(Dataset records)

•••••

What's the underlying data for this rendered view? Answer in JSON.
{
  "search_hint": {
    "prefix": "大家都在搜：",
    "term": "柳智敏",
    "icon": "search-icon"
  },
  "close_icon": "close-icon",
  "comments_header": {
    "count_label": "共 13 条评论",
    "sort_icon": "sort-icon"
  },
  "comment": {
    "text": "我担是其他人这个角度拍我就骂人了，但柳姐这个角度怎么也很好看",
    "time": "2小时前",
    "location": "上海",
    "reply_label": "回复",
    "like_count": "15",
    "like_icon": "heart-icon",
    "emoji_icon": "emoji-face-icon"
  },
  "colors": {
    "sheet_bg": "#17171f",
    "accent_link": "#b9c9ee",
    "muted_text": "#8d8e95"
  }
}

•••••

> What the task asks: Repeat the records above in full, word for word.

> Written solution:
What's the underlying data for this rendered view? Answer in JSON.
{
  "search_hint": {
    "prefix": "大家都在搜：",
    "term": "柳智敏",
    "icon": "search-icon"
  },
  "close_icon": "close-icon",
  "comments_header": {
    "count_label": "共 13 条评论",
    "sort_icon": "sort-icon"
  },
  "comment": {
    "text": "我担是其他人这个角度拍我就骂人了，但柳姐这个角度怎么也很好看",
    "time": "2小时前",
    "location": "上海",
    "reply_label": "回复",
    "like_count": "15",
    "like_icon": "heart-icon",
    "emoji_icon": "emoji-face-icon"
  },
  "colors": {
    "sheet_bg": "#17171f",
    "accent_link": "#b9c9ee",
    "muted_text": "#8d8e95"
  }
}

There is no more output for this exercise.